**GIVEN RECORDS:**
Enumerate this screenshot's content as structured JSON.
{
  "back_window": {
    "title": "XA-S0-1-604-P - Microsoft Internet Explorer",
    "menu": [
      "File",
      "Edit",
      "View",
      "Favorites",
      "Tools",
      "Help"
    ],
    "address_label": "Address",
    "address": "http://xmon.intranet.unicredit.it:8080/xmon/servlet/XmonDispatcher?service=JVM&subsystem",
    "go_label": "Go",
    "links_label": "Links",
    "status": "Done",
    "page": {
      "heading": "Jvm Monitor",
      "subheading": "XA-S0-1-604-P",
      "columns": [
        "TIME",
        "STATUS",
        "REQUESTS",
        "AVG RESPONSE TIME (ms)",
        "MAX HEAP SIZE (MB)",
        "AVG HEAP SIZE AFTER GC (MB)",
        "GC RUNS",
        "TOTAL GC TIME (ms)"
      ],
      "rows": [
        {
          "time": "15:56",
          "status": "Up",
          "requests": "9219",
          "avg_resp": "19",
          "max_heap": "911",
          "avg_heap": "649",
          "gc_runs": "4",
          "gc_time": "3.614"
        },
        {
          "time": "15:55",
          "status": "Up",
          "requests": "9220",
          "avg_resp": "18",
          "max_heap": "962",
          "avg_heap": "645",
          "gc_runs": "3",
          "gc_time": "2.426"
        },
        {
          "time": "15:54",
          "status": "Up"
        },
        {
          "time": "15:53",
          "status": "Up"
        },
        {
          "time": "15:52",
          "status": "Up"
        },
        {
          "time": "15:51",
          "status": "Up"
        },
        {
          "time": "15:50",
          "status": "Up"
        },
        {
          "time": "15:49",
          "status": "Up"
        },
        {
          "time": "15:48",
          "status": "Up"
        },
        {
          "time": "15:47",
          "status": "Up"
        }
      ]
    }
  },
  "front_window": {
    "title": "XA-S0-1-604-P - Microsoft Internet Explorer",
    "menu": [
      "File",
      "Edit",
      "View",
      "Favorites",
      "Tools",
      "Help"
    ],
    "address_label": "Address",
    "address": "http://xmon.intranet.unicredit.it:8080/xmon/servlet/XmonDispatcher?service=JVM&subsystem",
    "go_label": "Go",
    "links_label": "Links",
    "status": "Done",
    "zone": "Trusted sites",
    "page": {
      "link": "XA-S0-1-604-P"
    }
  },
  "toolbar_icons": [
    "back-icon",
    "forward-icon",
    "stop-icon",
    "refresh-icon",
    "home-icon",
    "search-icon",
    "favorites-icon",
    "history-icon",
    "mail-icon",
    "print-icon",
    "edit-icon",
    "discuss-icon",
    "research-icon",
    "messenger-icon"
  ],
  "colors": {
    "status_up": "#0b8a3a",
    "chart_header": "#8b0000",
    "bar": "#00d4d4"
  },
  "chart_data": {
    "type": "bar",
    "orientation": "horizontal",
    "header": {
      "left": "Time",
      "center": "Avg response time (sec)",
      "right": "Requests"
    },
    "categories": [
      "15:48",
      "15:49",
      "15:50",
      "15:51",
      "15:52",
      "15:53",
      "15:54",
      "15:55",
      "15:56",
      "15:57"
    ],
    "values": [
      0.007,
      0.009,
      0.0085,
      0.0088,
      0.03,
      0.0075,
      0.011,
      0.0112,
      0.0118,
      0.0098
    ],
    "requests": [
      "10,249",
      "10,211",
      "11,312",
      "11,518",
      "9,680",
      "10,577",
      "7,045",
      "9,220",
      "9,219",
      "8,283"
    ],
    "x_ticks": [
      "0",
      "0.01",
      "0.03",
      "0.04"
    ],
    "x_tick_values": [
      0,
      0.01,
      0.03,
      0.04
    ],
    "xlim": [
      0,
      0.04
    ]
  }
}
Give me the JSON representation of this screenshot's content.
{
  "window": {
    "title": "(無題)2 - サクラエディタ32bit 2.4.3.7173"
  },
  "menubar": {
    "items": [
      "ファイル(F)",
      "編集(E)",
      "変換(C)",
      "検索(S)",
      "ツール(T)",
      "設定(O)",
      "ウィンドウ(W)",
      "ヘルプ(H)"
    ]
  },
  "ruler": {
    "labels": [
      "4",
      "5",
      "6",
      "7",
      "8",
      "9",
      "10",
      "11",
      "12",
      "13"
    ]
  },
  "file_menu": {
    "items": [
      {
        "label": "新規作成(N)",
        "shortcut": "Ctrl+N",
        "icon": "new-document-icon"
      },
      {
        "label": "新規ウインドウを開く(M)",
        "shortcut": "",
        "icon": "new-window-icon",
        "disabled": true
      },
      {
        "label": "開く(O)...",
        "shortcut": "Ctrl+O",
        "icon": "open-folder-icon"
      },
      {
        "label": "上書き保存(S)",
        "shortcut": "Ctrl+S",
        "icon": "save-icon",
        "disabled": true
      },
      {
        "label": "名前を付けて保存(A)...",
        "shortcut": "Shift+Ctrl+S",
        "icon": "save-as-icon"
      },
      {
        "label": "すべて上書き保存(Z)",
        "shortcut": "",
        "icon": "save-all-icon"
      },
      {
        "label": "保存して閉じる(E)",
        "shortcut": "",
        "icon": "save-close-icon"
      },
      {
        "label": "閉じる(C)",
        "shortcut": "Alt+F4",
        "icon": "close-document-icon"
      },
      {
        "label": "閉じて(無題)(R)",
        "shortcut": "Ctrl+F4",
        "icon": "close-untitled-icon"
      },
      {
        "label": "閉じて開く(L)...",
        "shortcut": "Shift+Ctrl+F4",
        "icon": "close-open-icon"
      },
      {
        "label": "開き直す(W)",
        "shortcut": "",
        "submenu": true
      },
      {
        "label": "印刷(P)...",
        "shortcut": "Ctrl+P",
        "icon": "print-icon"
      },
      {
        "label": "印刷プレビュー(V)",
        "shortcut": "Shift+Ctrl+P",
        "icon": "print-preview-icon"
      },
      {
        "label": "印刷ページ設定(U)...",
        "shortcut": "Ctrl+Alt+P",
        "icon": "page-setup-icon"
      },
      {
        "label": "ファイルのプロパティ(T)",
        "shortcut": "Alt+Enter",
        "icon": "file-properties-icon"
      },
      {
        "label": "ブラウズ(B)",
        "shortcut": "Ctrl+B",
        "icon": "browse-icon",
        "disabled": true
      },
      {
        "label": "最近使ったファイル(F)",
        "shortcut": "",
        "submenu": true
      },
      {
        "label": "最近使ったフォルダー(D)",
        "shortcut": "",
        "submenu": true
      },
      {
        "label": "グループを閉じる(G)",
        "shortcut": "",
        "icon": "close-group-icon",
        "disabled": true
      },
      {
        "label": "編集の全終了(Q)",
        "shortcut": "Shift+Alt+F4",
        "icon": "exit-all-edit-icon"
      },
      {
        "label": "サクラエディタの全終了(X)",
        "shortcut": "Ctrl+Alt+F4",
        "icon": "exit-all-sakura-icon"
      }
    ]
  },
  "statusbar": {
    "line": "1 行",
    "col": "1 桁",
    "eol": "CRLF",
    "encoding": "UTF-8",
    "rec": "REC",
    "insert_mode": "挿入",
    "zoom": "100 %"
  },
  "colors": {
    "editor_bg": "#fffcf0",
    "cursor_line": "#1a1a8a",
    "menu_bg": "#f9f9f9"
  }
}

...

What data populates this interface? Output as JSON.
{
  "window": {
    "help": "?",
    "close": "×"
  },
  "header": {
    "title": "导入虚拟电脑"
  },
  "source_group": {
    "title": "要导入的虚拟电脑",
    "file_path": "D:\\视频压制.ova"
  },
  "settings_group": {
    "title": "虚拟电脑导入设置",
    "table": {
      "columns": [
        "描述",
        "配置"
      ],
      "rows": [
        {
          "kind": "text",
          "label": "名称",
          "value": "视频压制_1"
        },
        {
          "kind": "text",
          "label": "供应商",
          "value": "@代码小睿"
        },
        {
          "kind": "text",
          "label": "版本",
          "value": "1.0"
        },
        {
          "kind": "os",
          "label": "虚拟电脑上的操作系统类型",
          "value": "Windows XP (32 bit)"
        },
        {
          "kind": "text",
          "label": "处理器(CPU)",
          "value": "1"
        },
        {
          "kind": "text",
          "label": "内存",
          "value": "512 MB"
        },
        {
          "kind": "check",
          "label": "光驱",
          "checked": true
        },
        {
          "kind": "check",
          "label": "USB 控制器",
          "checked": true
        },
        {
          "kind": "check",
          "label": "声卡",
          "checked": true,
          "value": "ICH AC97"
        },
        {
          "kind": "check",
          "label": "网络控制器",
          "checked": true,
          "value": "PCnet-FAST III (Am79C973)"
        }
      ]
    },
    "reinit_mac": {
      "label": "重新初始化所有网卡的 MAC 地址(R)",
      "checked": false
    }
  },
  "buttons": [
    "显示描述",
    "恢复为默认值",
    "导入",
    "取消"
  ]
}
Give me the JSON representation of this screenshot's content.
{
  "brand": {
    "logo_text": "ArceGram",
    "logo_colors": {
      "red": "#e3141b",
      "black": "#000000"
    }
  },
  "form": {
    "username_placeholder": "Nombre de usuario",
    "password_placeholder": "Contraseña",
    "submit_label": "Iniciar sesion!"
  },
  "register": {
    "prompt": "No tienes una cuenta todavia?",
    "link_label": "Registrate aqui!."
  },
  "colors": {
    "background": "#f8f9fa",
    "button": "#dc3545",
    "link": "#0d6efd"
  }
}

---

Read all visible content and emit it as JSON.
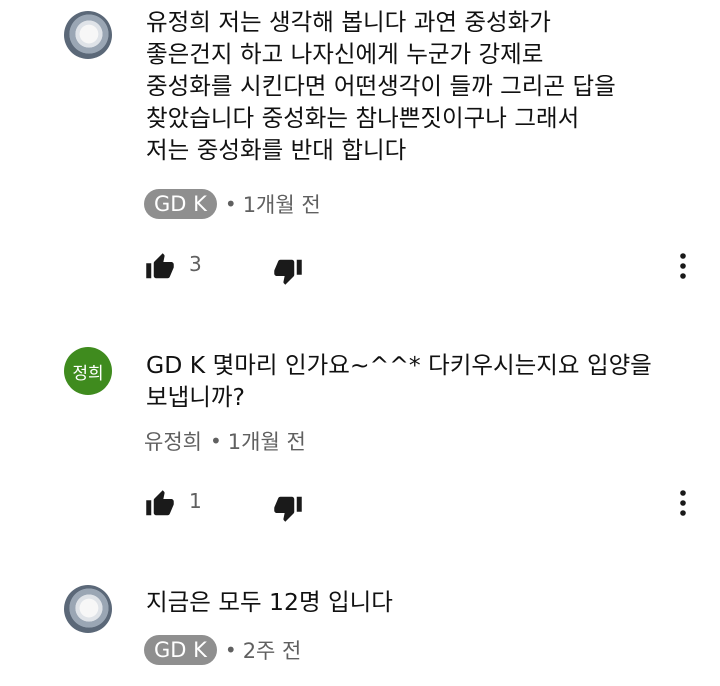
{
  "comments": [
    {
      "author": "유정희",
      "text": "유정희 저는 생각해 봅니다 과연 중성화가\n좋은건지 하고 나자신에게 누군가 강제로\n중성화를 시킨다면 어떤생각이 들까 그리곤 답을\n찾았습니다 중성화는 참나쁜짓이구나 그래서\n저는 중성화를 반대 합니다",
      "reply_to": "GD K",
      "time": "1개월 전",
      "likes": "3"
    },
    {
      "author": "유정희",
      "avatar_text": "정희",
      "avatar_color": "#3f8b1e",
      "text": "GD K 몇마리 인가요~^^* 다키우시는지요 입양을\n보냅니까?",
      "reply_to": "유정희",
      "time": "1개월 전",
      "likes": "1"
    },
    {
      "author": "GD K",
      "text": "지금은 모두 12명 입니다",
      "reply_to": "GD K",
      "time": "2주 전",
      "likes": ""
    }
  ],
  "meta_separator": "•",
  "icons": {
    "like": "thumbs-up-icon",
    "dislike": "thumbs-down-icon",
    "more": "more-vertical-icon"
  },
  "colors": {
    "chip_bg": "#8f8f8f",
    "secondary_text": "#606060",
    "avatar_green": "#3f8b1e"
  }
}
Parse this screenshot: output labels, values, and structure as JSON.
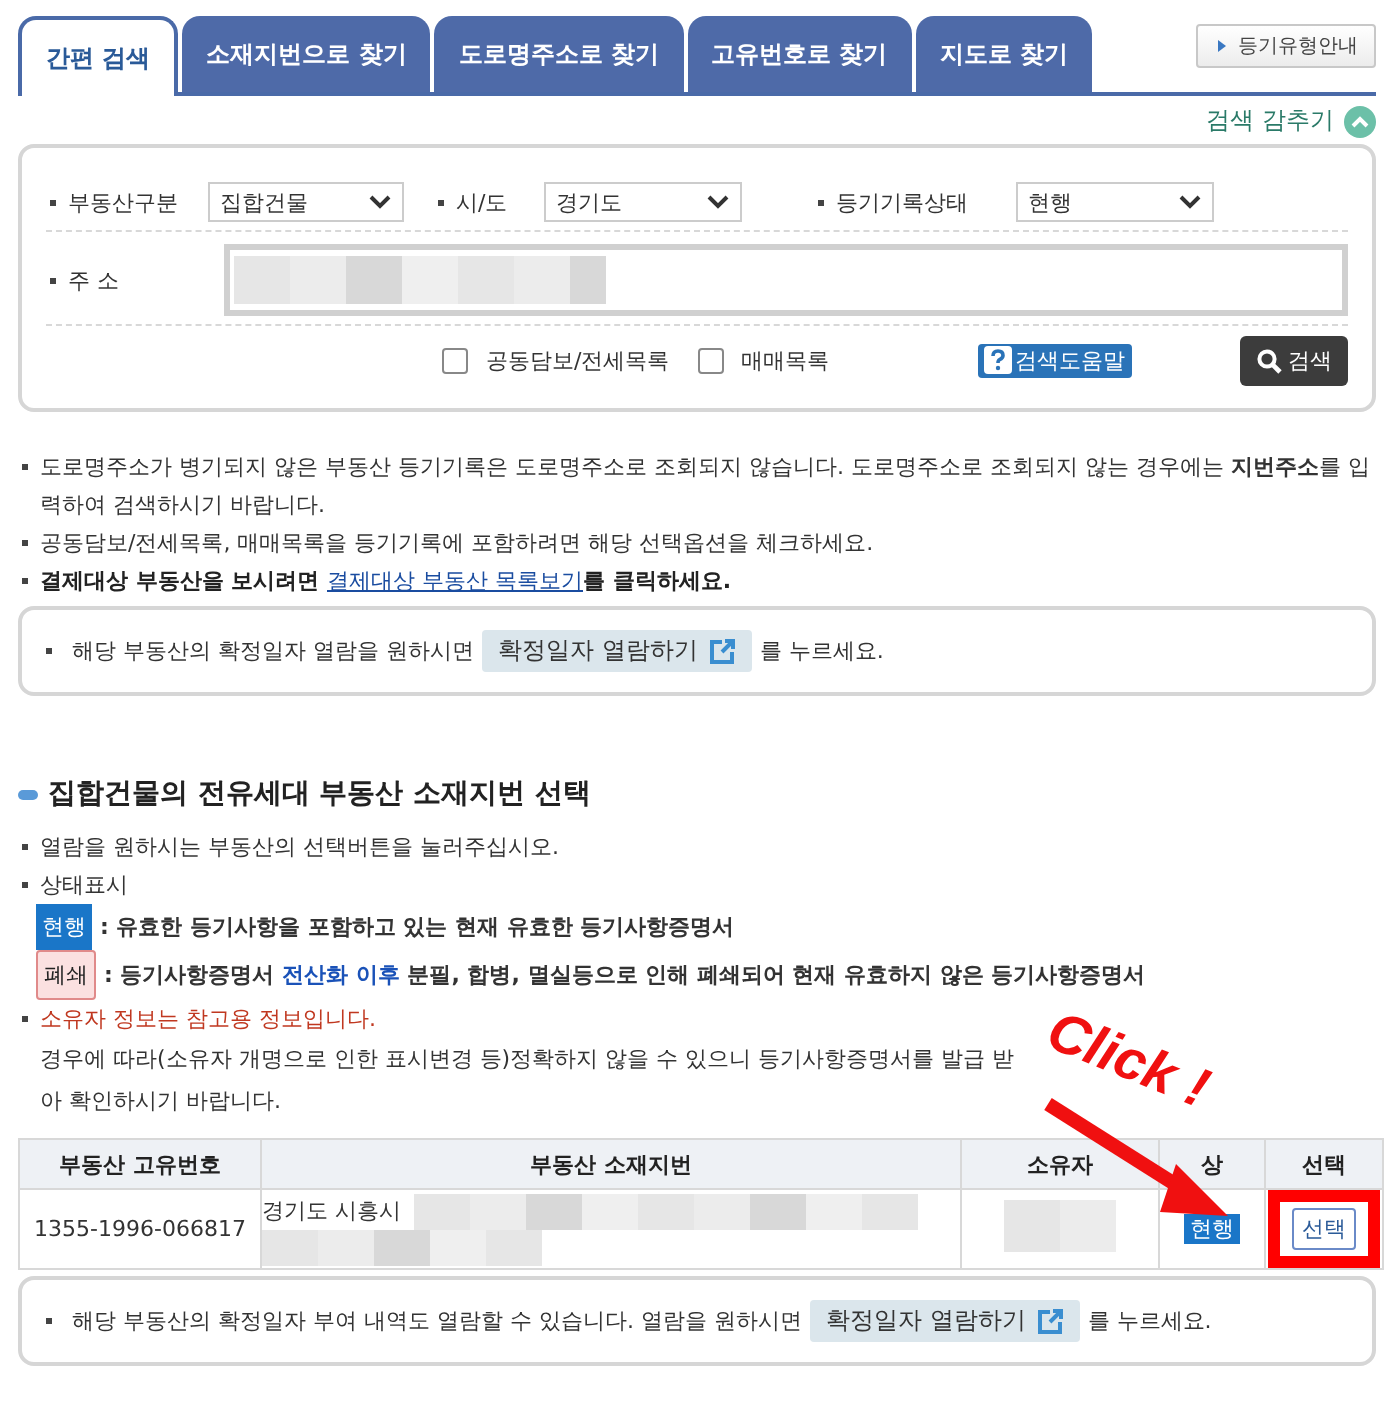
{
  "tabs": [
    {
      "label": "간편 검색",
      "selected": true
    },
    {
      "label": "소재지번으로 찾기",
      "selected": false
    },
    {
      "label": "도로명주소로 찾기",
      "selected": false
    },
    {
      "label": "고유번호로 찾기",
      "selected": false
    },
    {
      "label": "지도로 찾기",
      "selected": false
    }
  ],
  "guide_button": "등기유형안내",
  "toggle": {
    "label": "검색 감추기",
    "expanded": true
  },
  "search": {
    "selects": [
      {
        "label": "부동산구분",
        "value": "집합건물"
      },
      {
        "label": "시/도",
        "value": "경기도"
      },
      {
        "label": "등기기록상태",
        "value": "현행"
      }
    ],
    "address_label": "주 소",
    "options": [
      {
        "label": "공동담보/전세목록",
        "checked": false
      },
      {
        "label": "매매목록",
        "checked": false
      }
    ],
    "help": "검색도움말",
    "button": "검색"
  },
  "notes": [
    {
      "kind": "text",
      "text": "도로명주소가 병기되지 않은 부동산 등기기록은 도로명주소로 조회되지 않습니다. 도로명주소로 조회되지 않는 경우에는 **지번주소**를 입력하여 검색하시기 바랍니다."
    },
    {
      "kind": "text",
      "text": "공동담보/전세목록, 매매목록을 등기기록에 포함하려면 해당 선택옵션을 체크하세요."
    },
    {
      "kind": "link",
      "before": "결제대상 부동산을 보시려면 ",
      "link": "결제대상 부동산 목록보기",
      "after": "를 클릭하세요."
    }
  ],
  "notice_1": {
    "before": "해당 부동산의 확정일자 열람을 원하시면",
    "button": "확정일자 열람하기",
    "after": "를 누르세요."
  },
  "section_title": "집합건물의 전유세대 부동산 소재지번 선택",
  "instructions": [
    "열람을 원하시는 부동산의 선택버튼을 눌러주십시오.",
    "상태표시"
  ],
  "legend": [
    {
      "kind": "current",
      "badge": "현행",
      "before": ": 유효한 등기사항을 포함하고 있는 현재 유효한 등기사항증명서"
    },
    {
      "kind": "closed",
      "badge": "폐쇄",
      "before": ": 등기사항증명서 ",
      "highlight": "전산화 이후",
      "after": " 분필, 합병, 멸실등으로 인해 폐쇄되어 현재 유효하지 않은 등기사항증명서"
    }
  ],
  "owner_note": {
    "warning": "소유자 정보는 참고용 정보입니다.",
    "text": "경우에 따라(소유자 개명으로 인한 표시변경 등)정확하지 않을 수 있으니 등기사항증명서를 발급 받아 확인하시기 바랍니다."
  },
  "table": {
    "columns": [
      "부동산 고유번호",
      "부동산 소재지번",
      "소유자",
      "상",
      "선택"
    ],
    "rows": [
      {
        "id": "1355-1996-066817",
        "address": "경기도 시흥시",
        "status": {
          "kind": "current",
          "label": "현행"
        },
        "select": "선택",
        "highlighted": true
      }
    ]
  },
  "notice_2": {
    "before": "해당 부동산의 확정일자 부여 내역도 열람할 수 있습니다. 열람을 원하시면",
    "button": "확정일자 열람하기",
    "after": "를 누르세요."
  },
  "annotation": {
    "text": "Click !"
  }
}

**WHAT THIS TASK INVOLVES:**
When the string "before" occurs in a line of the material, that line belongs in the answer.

**ANSWER FOR THE TASK:**
      "before": "결제대상 부동산을 보시려면 ",
    "before": "해당 부동산의 확정일자 열람을 원하시면",
      "before": ": 유효한 등기사항을 포함하고 있는 현재 유효한 등기사항증명서"
      "before": ": 등기사항증명서 ",
    "before": "해당 부동산의 확정일자 부여 내역도 열람할 수 있습니다. 열람을 원하시면",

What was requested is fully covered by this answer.